A recent Daily Create asked us to video “where our feet go.” I couldn’t face the cliched video-pointing-down-at-feet-walking, so I put on a bathing suit, grabbed my Go Pro and sank into my hot tub for both still and video photography.
I was surprised at how dreamy the resulting images were.
As my Meditations on Gratitude online class with Laura Valenti continues, we are encouraged to look around us at everyday moments and objects as worthy a moment of gratitude. I have been taking photographs around the property to celebrate this little corner of the world one quiet corner of June 2016.

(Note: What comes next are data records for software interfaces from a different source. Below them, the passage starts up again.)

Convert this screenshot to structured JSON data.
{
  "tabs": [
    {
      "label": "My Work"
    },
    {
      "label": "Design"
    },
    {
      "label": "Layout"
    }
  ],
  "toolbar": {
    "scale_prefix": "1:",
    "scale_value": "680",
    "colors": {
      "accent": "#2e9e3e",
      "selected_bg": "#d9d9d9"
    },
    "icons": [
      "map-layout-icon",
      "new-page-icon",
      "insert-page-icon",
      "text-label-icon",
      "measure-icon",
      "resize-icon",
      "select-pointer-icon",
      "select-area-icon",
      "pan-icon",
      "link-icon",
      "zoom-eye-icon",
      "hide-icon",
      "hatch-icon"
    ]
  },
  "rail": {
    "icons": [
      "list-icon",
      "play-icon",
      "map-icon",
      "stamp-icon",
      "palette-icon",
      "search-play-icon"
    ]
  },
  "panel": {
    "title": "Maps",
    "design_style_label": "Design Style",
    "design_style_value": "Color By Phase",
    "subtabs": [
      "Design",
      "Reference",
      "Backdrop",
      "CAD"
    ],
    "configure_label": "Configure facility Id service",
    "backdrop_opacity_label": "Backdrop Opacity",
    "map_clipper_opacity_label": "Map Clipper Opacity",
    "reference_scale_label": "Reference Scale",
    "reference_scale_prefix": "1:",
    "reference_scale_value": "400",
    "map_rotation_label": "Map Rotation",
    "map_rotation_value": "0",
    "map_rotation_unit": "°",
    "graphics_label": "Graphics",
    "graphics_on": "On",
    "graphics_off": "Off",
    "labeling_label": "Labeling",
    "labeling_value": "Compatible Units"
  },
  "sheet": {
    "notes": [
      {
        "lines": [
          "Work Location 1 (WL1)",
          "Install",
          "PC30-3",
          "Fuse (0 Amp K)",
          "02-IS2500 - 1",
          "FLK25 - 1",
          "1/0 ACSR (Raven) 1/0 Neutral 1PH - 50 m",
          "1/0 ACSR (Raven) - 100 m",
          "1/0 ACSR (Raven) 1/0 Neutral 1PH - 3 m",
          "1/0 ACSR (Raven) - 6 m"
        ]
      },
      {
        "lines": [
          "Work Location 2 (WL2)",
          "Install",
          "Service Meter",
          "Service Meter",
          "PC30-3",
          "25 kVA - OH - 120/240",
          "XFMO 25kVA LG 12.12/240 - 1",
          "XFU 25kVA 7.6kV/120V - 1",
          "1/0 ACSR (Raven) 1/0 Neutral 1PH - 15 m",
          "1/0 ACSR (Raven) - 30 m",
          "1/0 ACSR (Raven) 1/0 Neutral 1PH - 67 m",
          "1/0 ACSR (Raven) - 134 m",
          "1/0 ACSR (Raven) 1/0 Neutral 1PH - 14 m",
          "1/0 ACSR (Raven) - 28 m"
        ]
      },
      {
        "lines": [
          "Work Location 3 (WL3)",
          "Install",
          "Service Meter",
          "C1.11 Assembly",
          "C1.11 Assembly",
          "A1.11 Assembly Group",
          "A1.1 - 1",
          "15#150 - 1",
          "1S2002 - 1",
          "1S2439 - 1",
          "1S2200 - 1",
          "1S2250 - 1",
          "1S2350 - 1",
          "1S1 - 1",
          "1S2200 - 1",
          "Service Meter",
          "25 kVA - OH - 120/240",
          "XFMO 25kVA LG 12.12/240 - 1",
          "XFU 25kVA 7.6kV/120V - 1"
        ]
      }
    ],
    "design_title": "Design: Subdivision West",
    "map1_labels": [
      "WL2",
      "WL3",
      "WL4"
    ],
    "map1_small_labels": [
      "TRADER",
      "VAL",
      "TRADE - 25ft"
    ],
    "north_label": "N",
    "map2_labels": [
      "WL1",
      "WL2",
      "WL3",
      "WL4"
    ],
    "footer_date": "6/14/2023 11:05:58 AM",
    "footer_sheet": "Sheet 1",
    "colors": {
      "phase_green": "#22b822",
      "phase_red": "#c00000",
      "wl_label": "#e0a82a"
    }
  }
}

I like this shot because it conveys the sense I always have of our house being like a longhouse, full of mythological beings, adrift with stories and dreams.
Cheshire Cat: Oh, by the way, if you’d really like to know, he went that way.
In today’s Daily Create, we were asked to draw our childhood home. I have done this drawing many times over the years, and I notice it has gotten less and less specific as time wears away at the bright stones of memory, polishing them down to their glowing centers.
Now it is mountains, trees, tracks, river, house.
I grew up on the Wenatchee River in the foothills of the Enchantments. The image of me upper left is from an underwater shoot a couple of days ago and seems to me a face full of memory.
Even a rudimentary sketch like this seems beautiful to me, and I stare at it falling into a reverie of a time both long ago and yet still a room I can walk into that is as close as breathing.
The Mysterious Night Journal for me used to be gel pens or Prismacolor on black paper, but as I work in my art journal and so often disappear into the many rooms of memory, I see it is the canvas of the soul.
then a sheet of yellow tissue paper to cover most of it to add texture.
Across the top I carefully stamped “Meditations on Gratitude; Poems N Pixs N Such.”
I drafted the poems in my regular journal then wrote them directly on the prepared surface.
I printed out my photographs, and they came out looking a bit sketchy, but I thought that added to the “folk art” quality of an art journal.
I used Mod Podge (sealer, glue, and finish) to glue the images down,
and then I covered the entire page with Mod Podge. BIG MISTAKE! And I knew better! I should have used a spray fixative first but forgot and the ink on the stamping and photos ran. I replaced the photos and started over, but the stamping was a write off. So…
I re-did the photos
Added strips of tissue paperand sprayed it with Windsor Newton Professional Satin Varnish
THEN Mod Podged the whole…letting it dry between stages
I am documenting my journey through Laura Valenti’s Meditations on Gratitude Online Photography class with short videos. This one introduces my art journal as a place to collect my moments of gratitude.
My favorite moment in it is when I totally serendipitously video my cat Pookie curled around a stone called “Poetry.” I took a screen shot of it, and I’m going to put it in as the first image in the journal.
I just returned from a pilgrimage to her two houses in New Mexico, one at Ghost Ranch where we stayed a few days to explore and photograph “O’Keeffe Country.” Then we visited the Georgia O’Keeffe Museum in Santa Fe. It was there that I bought the book as well as many prints, cards, and additional art books focusing on this artist.
My trip was so visually rich that I have been floundering, trying to figure out how to integrate all the visual and intellectual information I’ve taken in. One thing I did was buy a big landscape view watercolor Moleskine sketchbook and began art journaling.
I title all my journals, and this one is called “Working Into My Own,” with an O’Keeffe quote that is meaningful to me at this stage of my life:
Now that I’ve finished the biography, I am looking deeply at her paintings. For this art journal page, I was studying the composition of her “Lake and Mountains” because I was fascinated by the egg shape. It took me a long time to figure out it was supposed to be a lake:
O’Keeffe is the Queen of Simplicity, of smooth, pared-down abstractions and a flawless surface application of paint, all of which I admire but do not personally aspire to.
I added mysterious dark shapes into my landscape using torn tissue paper. I love the spontaneous, unexpected effects of torn paper and the full range of playful collage tools and techniques that typify the art journal aesthetic.
Have you been doing any art lately? Discovered ay new artists or fun techniques?